Editor’s Note: A sample of this whiskey was provided to us by those behind it. The Whiskey Wash, while appreciative of this, keeps full independent editorial control over this article.
Brown-Forman’s latest release for the Whiskey Row Series, which honors Louisville’s famous whiskey complex of the same name, also pays homage to the period when not much whiskey was being made. Old Forester 1920 Prohibition Style bourbon (the subject of this review) joins two other previously released expressions in the series, 1897 Bottled in Bond and 1870 Original Batch.

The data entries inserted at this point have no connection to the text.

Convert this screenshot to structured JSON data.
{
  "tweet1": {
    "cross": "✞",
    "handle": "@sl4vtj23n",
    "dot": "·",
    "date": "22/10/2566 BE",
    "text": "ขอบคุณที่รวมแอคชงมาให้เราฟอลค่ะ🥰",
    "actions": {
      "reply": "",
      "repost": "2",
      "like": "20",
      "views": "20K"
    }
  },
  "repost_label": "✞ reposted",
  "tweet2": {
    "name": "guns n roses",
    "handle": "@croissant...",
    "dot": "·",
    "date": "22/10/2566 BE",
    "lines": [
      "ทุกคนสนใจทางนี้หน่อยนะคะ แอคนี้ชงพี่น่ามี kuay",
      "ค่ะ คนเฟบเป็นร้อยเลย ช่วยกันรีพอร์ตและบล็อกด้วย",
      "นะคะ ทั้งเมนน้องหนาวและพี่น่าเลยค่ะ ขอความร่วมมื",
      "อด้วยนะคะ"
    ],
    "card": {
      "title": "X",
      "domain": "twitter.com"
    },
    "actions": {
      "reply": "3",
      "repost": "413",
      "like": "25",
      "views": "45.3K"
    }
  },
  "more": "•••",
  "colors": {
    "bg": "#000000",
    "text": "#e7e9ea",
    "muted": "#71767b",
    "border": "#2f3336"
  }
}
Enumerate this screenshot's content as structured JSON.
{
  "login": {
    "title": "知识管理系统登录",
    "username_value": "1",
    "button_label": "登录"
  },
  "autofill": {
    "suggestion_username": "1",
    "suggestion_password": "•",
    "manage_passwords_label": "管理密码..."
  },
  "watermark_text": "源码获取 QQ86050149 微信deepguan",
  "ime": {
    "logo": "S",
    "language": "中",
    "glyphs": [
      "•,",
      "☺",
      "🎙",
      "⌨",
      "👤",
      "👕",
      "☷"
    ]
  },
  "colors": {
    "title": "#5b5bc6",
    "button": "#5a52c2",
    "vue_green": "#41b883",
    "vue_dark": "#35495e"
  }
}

While most distilleries shuttered during Prohibition, Brown-Forman received a federal license to continue making Old Forester for medicinal purposes. So, similar to the previous two releases, 1920 Prohibition Style reflects the style of whiskey that would have been distilled and bottled by Brown-Forman during Prohibition.
To mimic what a barrel proof bourbon would have tasted like during prohibition, 1920 Prohibition Style bourbon is bottled at 115 proof. Why 115 proof? During Prohibition, whiskey was required to be bottled at 100 proof. To keep from adding too much water to the aged whiskey to proof it down to 100 proof, distillers also barreled whiskey around 100 proof. Brown-Forman (and probably master distiller Chris Morris) estimates that, with “angel’s share,” an aged bourbon would have been about 115 proof out of the barrel.
With most other Kentucky distillers selling high proof bourbons, I’m quite pleased to see Brown-Forman joining the party. Let’s see how it tastes.
Tasting Notes: Old Forester 1920 Prohibition Style
Vital Stats: Since an age statement is not provided, and Old Forester 1920 Prohibition Style is a straight bourbon whiskey, that means the bourbon is at least four years old (and maybe 4.5 years). As discussed above, 1920 Prohibition Style went into the bottle at 115 proof. In addition, the mash bill is likely the same 72% corn, 18% rye, and 10% malted barley recipe used in other Brown-Forman bourbons. Old Forester 1920 Prohibition Style bourbon retails for about $60 per 750 mL bottle.
Appearance: Old Forester 1920 Prohibition Style bourbon appears deep amber brown in the glass.
Nose: Strong cherry and dark fruit notes dominate the nose, and some light notes of caramel and seasoned oak linger underneath.
Palate: On the front palate, a very brief berry note leads off the front and the flavor transitions to caramel and toasted nut notes. In the mid-palate, the caramel note drops off and seasoned oak and caramelized sugar lead into a light cream and seasoned oak finish.
Final Thoughts and Score/Buy A Bottle:
Old Forester 1920 Prohibition style bourbon is easily my favorite expression of the Whiskey Row Series. I’ve been a fan of Old Forester Signature, and 1920 Prohibition Style bourbon is has a similar flavor profile but much stronger. If I had one minor gripe, it would be that this expression likely started as normal barrels of Old Forester distillate, with a barrel entry proof of 125. If Brown-Forman really wanted to make an interesting bourbon, barreling some bourbon at 100 proof for a future release would be a more accurate reflection of a prohibition style whiskey.
Overall, I find the flavor profile to be interesting. And, I would certainly recommend this bottle, especially if you can find it below the suggested retail price.